====== INPUT FOR THIS TASK ======

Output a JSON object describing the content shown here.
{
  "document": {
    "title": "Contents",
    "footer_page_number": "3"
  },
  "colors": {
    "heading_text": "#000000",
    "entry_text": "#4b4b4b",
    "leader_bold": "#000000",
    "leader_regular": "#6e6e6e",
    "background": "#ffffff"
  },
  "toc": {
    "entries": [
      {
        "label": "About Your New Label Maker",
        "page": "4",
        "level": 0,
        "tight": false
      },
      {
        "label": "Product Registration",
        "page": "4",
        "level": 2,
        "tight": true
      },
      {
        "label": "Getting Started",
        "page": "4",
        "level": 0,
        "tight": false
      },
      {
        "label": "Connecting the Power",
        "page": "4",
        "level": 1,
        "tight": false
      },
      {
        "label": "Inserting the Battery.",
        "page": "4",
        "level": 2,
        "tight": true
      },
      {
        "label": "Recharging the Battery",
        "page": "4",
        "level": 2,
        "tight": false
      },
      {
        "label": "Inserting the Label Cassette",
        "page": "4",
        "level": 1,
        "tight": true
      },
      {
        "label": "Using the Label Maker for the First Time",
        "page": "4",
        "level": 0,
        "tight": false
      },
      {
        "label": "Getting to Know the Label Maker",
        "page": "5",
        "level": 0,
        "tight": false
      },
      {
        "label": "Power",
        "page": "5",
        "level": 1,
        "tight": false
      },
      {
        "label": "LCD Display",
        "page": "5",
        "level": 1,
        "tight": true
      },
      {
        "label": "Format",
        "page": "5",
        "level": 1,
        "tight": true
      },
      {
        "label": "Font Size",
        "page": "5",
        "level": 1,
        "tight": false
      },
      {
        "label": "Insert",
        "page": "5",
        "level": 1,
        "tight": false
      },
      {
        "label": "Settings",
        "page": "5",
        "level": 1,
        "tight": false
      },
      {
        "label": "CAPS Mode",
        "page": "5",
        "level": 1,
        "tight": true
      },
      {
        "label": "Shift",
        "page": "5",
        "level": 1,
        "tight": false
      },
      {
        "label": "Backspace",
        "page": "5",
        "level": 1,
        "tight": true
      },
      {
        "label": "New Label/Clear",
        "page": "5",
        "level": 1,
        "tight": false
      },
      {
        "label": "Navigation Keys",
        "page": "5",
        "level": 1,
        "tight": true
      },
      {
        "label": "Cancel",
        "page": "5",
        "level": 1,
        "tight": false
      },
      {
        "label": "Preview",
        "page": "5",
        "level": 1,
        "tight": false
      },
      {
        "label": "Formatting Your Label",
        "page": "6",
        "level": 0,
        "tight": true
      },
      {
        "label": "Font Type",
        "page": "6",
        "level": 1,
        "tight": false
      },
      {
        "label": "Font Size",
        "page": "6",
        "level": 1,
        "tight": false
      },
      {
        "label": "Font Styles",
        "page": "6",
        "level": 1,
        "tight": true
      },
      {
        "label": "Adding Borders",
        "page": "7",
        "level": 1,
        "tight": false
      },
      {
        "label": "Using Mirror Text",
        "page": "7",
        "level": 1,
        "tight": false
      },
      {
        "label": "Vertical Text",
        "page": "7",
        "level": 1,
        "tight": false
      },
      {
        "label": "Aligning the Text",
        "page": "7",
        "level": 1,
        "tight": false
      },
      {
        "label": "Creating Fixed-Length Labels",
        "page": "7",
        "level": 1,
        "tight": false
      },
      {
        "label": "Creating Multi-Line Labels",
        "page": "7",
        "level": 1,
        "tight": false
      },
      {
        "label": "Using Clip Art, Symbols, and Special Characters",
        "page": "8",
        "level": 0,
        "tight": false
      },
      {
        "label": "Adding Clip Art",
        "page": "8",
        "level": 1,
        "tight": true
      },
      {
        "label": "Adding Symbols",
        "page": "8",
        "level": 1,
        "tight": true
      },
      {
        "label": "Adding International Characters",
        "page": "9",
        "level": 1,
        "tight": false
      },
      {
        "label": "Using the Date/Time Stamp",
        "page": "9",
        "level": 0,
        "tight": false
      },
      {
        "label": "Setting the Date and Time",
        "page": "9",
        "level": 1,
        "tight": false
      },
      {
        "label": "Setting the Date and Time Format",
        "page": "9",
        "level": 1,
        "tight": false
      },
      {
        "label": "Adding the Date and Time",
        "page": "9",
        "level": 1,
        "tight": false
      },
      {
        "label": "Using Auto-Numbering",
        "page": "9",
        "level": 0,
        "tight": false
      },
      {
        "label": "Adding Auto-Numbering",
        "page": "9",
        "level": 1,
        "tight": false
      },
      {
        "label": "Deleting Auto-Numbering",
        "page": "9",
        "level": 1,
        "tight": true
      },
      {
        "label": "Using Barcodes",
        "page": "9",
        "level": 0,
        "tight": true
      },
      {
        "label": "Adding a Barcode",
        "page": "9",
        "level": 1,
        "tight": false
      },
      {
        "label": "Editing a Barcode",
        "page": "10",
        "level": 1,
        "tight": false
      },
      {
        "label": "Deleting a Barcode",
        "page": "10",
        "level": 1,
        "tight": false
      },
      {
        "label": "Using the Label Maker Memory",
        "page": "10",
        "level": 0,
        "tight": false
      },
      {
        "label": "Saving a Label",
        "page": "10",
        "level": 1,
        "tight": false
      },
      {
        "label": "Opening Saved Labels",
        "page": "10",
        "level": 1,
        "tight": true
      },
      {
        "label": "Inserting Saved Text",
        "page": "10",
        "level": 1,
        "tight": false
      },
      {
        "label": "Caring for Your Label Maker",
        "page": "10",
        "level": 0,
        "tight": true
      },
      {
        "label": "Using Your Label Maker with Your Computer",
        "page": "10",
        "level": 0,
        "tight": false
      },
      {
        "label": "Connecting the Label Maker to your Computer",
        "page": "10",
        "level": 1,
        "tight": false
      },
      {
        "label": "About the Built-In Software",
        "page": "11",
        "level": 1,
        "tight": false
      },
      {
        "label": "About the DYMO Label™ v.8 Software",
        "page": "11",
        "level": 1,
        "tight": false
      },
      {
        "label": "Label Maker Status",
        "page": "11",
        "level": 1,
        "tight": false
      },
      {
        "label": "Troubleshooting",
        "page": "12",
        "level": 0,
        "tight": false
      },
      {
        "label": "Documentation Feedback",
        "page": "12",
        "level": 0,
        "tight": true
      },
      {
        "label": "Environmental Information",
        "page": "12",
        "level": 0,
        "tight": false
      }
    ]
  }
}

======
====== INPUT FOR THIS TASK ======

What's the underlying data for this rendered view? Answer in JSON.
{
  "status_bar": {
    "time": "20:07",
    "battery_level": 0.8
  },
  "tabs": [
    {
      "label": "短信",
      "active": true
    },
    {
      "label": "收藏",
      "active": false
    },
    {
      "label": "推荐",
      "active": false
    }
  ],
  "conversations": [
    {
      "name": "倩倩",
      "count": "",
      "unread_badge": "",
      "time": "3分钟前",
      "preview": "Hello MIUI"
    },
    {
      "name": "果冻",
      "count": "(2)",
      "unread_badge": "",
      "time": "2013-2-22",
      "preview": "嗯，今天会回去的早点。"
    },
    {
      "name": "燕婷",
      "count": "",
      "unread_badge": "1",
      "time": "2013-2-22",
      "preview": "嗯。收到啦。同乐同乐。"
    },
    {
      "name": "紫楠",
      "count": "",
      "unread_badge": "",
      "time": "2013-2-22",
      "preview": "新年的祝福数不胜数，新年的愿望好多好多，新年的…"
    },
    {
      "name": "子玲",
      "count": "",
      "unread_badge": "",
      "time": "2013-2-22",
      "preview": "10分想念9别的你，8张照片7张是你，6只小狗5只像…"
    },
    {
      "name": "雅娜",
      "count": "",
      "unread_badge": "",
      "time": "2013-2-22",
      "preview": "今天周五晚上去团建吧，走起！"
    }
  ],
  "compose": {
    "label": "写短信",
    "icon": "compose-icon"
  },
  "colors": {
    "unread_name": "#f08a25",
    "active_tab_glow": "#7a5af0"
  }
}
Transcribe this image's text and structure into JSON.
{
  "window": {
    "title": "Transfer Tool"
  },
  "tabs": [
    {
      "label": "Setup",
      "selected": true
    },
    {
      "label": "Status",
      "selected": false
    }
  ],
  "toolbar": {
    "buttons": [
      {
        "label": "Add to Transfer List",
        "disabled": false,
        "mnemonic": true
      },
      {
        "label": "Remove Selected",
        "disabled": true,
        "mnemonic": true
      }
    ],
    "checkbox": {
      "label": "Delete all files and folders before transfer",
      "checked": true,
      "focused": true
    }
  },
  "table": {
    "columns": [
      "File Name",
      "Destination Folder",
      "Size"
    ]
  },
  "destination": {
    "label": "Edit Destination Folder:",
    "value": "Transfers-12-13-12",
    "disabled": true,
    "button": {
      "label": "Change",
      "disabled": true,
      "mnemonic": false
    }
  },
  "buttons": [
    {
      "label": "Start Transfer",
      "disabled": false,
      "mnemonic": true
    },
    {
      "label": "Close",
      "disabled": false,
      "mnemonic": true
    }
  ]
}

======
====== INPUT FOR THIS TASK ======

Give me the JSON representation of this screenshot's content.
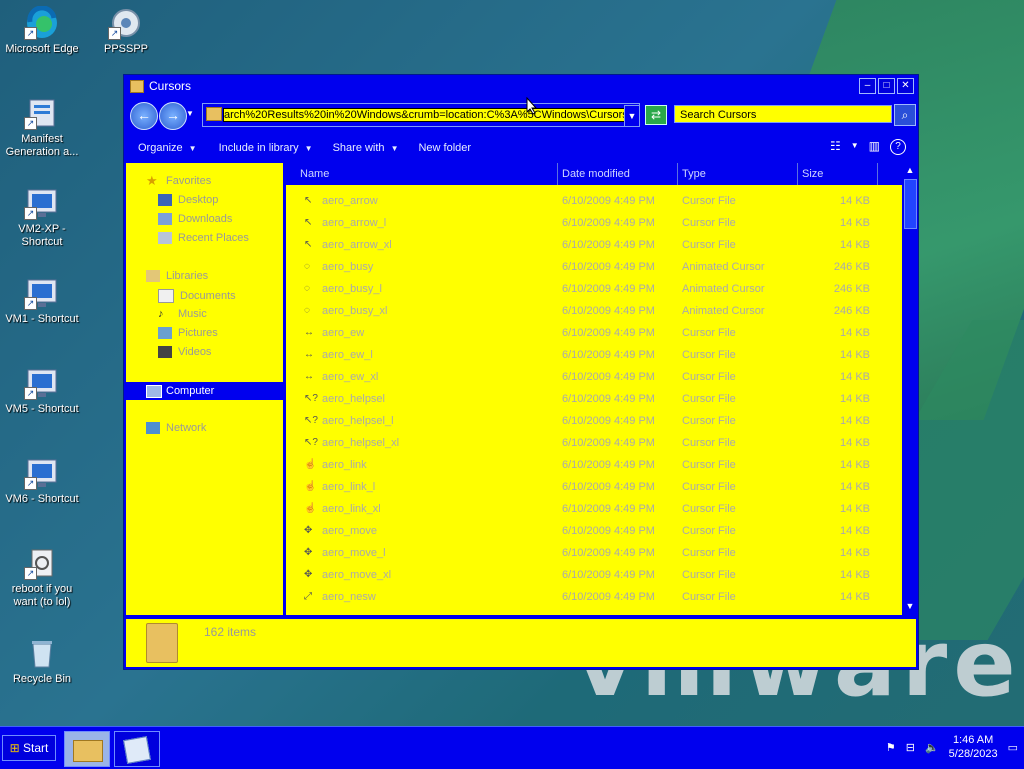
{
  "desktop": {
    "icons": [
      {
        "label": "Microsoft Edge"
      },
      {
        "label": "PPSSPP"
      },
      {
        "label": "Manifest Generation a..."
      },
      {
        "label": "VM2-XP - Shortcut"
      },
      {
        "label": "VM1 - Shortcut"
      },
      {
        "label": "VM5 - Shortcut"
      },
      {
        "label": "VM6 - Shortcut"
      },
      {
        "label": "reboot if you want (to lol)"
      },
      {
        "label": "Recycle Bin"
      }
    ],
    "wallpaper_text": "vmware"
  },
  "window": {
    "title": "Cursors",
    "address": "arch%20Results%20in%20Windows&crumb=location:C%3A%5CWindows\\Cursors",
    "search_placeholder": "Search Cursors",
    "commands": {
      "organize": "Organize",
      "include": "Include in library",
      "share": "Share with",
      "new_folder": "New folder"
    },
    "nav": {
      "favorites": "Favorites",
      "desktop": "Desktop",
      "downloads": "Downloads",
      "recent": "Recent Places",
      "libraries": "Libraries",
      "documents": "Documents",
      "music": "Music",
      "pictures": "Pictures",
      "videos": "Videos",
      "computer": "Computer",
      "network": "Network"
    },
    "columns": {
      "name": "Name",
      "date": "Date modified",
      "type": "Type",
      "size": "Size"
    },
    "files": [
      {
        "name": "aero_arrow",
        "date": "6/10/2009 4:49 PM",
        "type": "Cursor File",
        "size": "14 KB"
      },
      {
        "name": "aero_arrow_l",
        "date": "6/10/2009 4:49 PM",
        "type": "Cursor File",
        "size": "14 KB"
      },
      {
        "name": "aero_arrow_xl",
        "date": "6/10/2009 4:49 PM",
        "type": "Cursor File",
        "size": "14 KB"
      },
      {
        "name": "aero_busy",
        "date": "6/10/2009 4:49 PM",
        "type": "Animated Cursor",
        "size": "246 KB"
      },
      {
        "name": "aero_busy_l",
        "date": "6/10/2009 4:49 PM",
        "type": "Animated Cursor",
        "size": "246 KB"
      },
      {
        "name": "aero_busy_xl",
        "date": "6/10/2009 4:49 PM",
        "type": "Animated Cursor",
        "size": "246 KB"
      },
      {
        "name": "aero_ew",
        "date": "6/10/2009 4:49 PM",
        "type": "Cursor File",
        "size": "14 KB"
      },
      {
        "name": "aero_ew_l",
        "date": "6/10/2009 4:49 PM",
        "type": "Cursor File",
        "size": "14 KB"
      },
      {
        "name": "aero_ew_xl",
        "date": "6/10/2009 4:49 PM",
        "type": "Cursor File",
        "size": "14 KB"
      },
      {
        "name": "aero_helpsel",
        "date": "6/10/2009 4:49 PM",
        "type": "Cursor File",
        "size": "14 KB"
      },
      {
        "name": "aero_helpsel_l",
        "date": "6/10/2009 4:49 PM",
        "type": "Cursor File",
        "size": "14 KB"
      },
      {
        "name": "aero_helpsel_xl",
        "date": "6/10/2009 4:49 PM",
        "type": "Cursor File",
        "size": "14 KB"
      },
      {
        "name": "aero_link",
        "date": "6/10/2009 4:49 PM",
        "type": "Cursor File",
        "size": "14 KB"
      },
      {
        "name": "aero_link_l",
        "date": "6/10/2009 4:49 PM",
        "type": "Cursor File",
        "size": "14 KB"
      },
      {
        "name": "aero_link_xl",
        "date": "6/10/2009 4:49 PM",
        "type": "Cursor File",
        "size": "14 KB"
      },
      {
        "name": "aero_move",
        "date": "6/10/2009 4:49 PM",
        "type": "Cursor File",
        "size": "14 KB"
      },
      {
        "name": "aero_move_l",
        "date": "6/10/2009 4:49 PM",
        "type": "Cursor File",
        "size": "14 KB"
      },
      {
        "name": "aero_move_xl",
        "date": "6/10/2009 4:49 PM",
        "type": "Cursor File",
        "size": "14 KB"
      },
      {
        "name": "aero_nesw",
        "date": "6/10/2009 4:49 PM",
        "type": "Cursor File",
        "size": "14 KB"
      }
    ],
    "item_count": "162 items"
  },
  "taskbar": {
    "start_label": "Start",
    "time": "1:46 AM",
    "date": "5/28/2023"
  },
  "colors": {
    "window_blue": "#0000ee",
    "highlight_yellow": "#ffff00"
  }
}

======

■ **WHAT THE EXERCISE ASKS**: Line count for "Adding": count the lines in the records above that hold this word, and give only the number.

■ **TASK RESULT**: 7